• [What the task asks] Work out how many lines in the following entries contain the string "title", and write only that number.

------

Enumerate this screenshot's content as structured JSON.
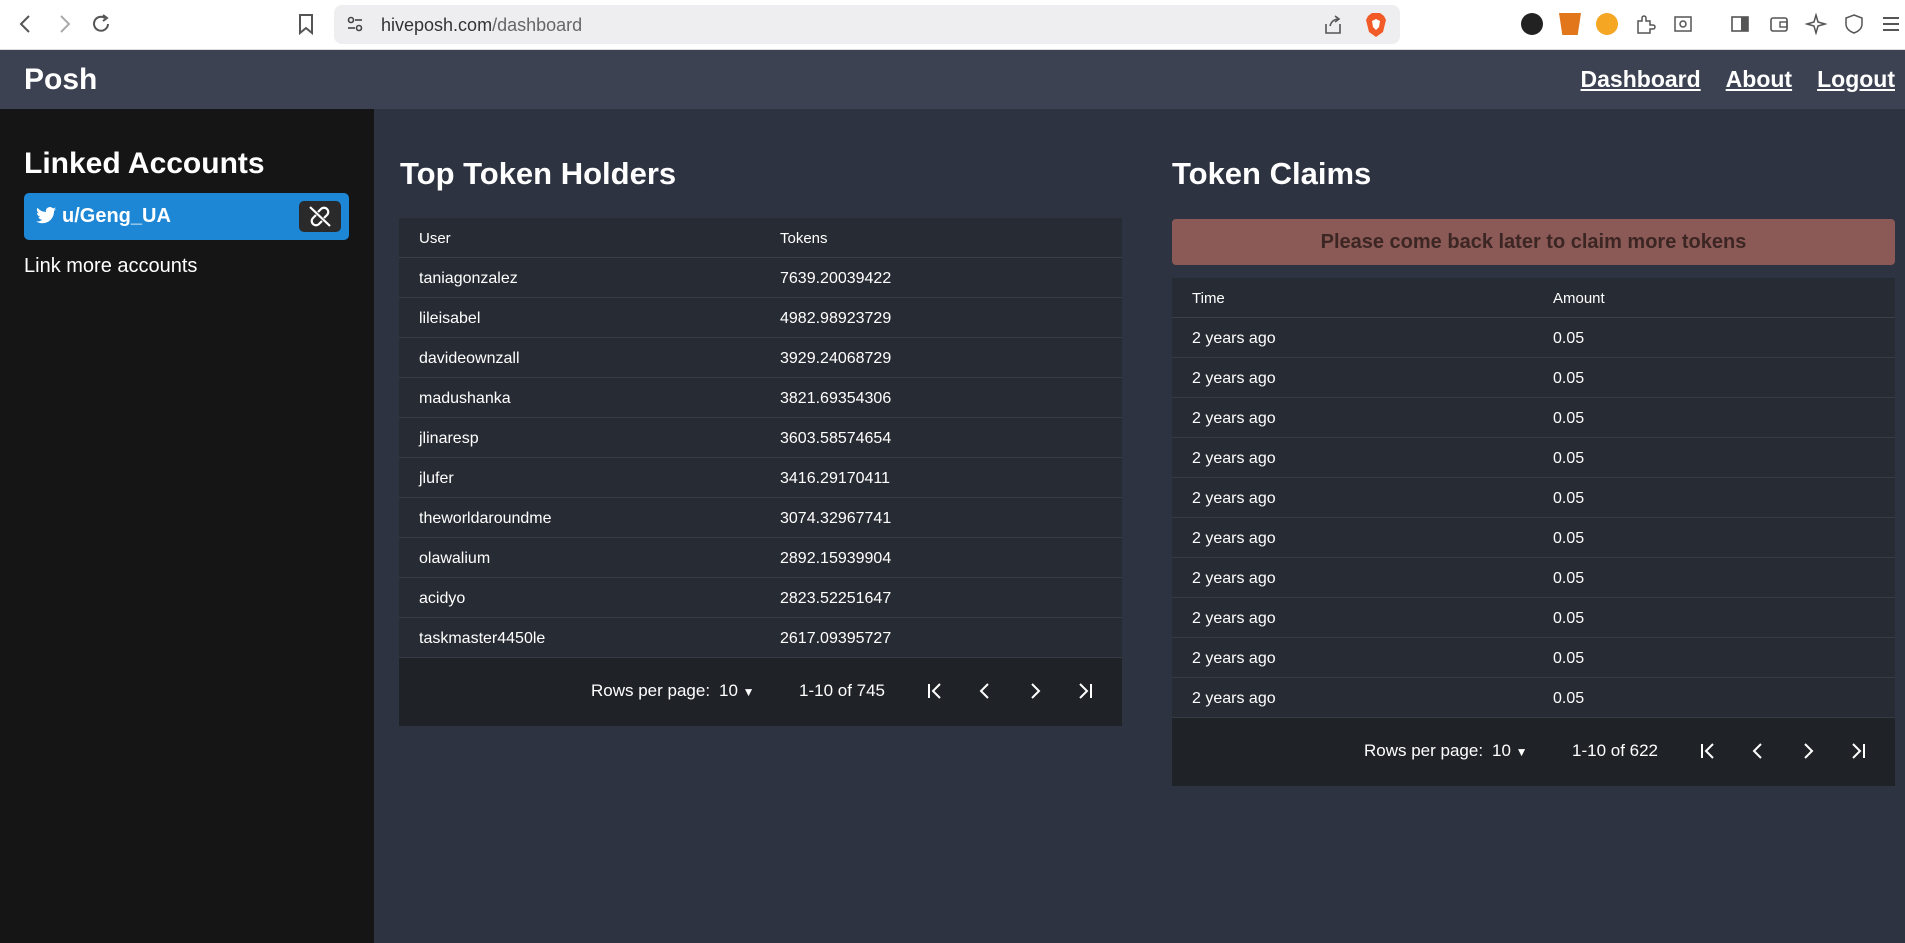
{
  "browser": {
    "url_host": "hiveposh.com",
    "url_path": "/dashboard"
  },
  "header": {
    "brand": "Posh",
    "links": [
      "Dashboard",
      "About",
      "Logout"
    ]
  },
  "sidebar": {
    "title": "Linked Accounts",
    "account": "u/Geng_UA",
    "link_more": "Link more accounts"
  },
  "holders": {
    "title": "Top Token Holders",
    "columns": [
      "User",
      "Tokens"
    ],
    "rows": [
      [
        "taniagonzalez",
        "7639.20039422"
      ],
      [
        "lileisabel",
        "4982.98923729"
      ],
      [
        "davideownzall",
        "3929.24068729"
      ],
      [
        "madushanka",
        "3821.69354306"
      ],
      [
        "jlinaresp",
        "3603.58574654"
      ],
      [
        "jlufer",
        "3416.29170411"
      ],
      [
        "theworldaroundme",
        "3074.32967741"
      ],
      [
        "olawalium",
        "2892.15939904"
      ],
      [
        "acidyo",
        "2823.52251647"
      ],
      [
        "taskmaster4450le",
        "2617.09395727"
      ]
    ],
    "rows_per_page_label": "Rows per page:",
    "rows_per_page": "10",
    "range": "1-10 of 745"
  },
  "claims": {
    "title": "Token Claims",
    "banner": "Please come back later to claim more tokens",
    "columns": [
      "Time",
      "Amount"
    ],
    "rows": [
      [
        "2 years ago",
        "0.05"
      ],
      [
        "2 years ago",
        "0.05"
      ],
      [
        "2 years ago",
        "0.05"
      ],
      [
        "2 years ago",
        "0.05"
      ],
      [
        "2 years ago",
        "0.05"
      ],
      [
        "2 years ago",
        "0.05"
      ],
      [
        "2 years ago",
        "0.05"
      ],
      [
        "2 years ago",
        "0.05"
      ],
      [
        "2 years ago",
        "0.05"
      ],
      [
        "2 years ago",
        "0.05"
      ]
    ],
    "rows_per_page_label": "Rows per page:",
    "rows_per_page": "10",
    "range": "1-10 of 622"
  }
}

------

• [Solution below] 3